- Your instructions -
Take the entries below and write them out exactly, with each picture removed.

Provided information: Begin

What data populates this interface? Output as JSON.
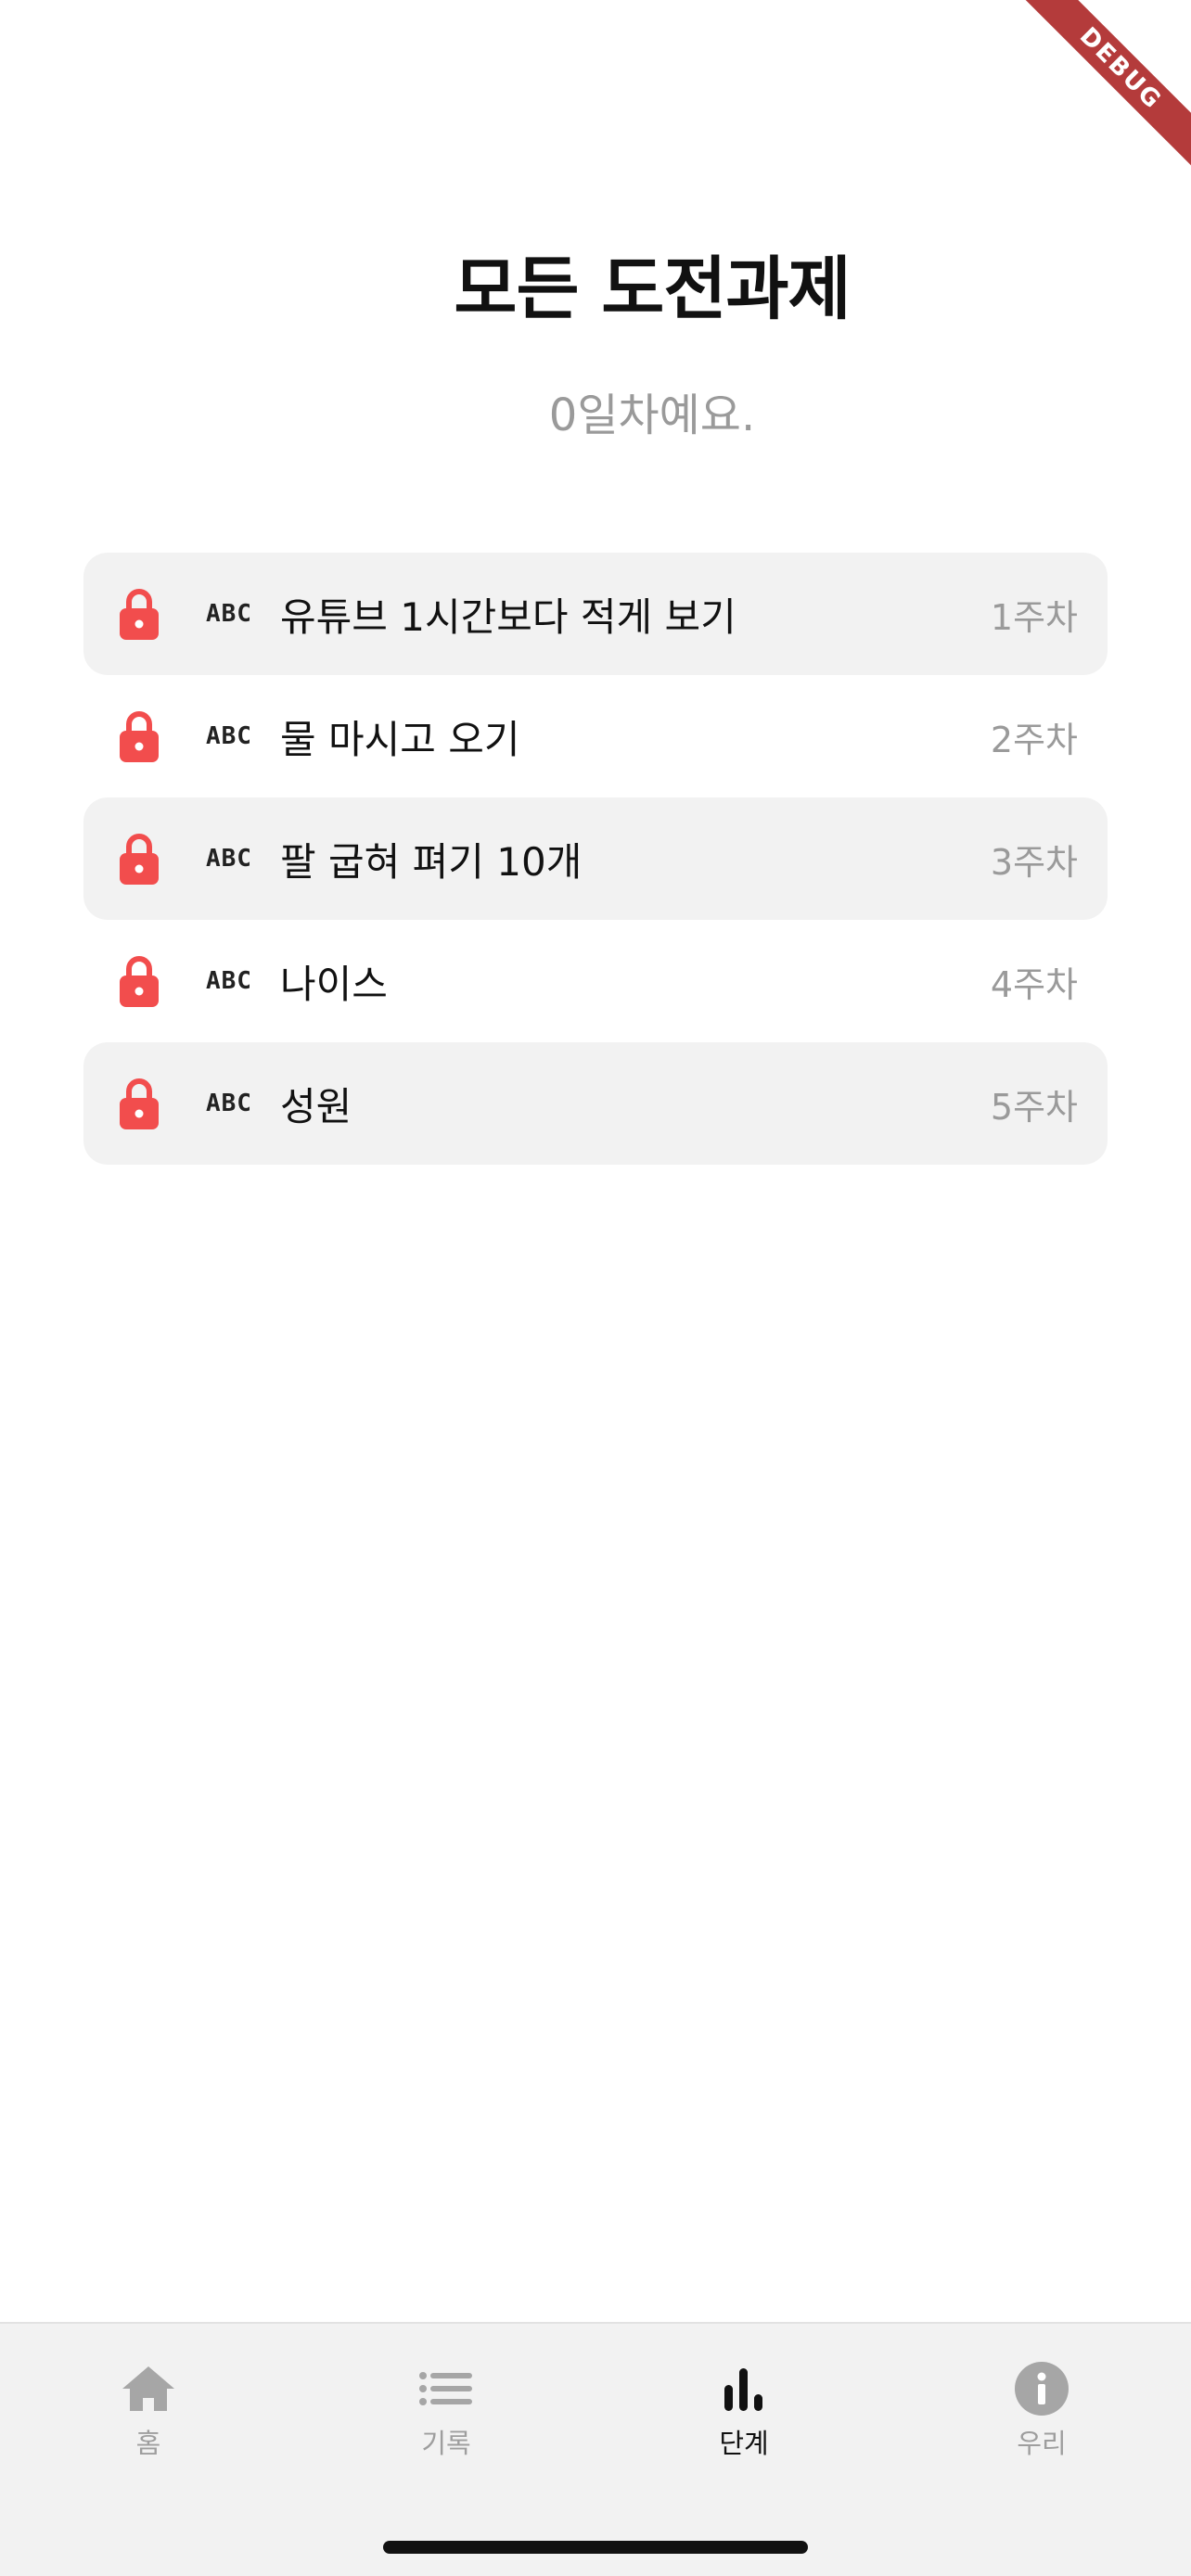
{
  "debug_banner": "DEBUG",
  "header": {
    "title": "모든 도전과제",
    "subtitle": "0일차예요."
  },
  "challenges": [
    {
      "type_icon": "ABC",
      "title": "유튜브 1시간보다 적게 보기",
      "week": "1주차",
      "locked": true,
      "icon": "lock-icon"
    },
    {
      "type_icon": "ABC",
      "title": "물 마시고 오기",
      "week": "2주차",
      "locked": true,
      "icon": "lock-icon"
    },
    {
      "type_icon": "ABC",
      "title": "팔 굽혀 펴기 10개",
      "week": "3주차",
      "locked": true,
      "icon": "lock-icon"
    },
    {
      "type_icon": "ABC",
      "title": "나이스",
      "week": "4주차",
      "locked": true,
      "icon": "lock-icon"
    },
    {
      "type_icon": "ABC",
      "title": "성원",
      "week": "5주차",
      "locked": true,
      "icon": "lock-icon"
    }
  ],
  "bottom_nav": {
    "items": [
      {
        "label": "홈",
        "icon": "home-icon",
        "active": false
      },
      {
        "label": "기록",
        "icon": "list-icon",
        "active": false
      },
      {
        "label": "단계",
        "icon": "bar-chart-icon",
        "active": true
      },
      {
        "label": "우리",
        "icon": "info-icon",
        "active": false
      }
    ]
  },
  "colors": {
    "lock": "#f24d4d",
    "row_shade": "#f2f2f2",
    "muted_text": "#9a9a9a",
    "nav_background": "#f2f2f2",
    "nav_inactive": "#a6a6a6",
    "nav_active": "#111111",
    "debug_banner": "#b43b3b"
  }
}
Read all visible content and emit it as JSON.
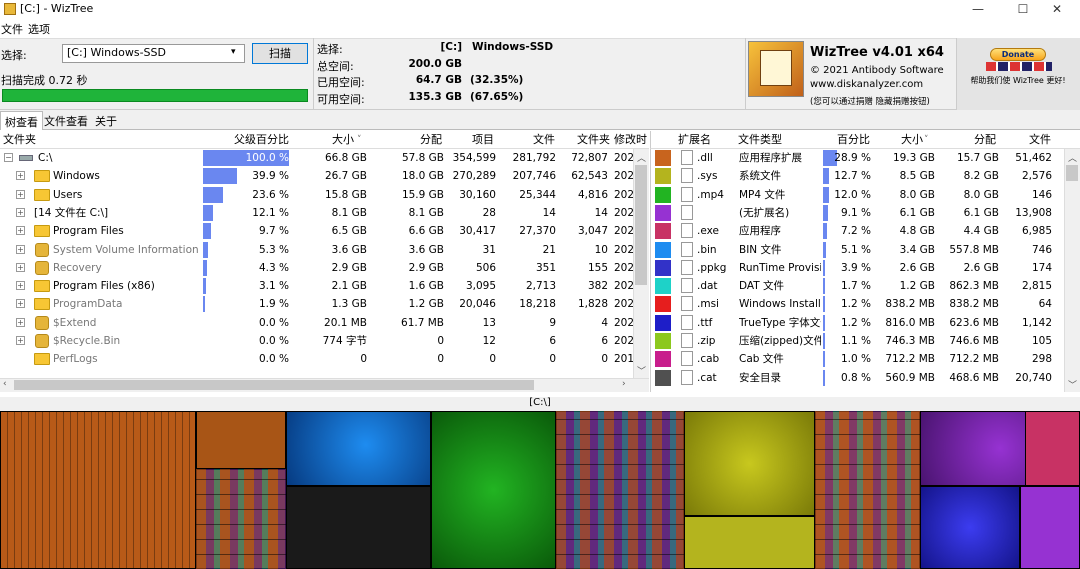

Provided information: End

- Solution to the problem -
What data populates this interface? Output as JSON.
{
  "debug_banner": "DEBUG",
  "header": {
    "title": "모든 도전과제",
    "subtitle": "0일차예요."
  },
  "challenges": [
    {
      "type_icon": "ABC",
      "title": "유튜브 1시간보다 적게 보기",
      "week": "1주차",
      "locked": true,
      "icon": "lock-icon"
    },
    {
      "type_icon": "ABC",
      "title": "물 마시고 오기",
      "week": "2주차",
      "locked": true,
      "icon": "lock-icon"
    },
    {
      "type_icon": "ABC",
      "title": "팔 굽혀 펴기 10개",
      "week": "3주차",
      "locked": true,
      "icon": "lock-icon"
    },
    {
      "type_icon": "ABC",
      "title": "나이스",
      "week": "4주차",
      "locked": true,
      "icon": "lock-icon"
    },
    {
      "type_icon": "ABC",
      "title": "성원",
      "week": "5주차",
      "locked": true,
      "icon": "lock-icon"
    }
  ],
  "bottom_nav": {
    "items": [
      {
        "label": "홈",
        "icon": "home-icon",
        "active": false
      },
      {
        "label": "기록",
        "icon": "list-icon",
        "active": false
      },
      {
        "label": "단계",
        "icon": "bar-chart-icon",
        "active": true
      },
      {
        "label": "우리",
        "icon": "info-icon",
        "active": false
      }
    ]
  },
  "colors": {
    "lock": "#f24d4d",
    "row_shade": "#f2f2f2",
    "muted_text": "#9a9a9a",
    "nav_background": "#f2f2f2",
    "nav_inactive": "#a6a6a6",
    "nav_active": "#111111",
    "debug_banner": "#b43b3b"
  }
}
Read all visible content and emit it as JSON.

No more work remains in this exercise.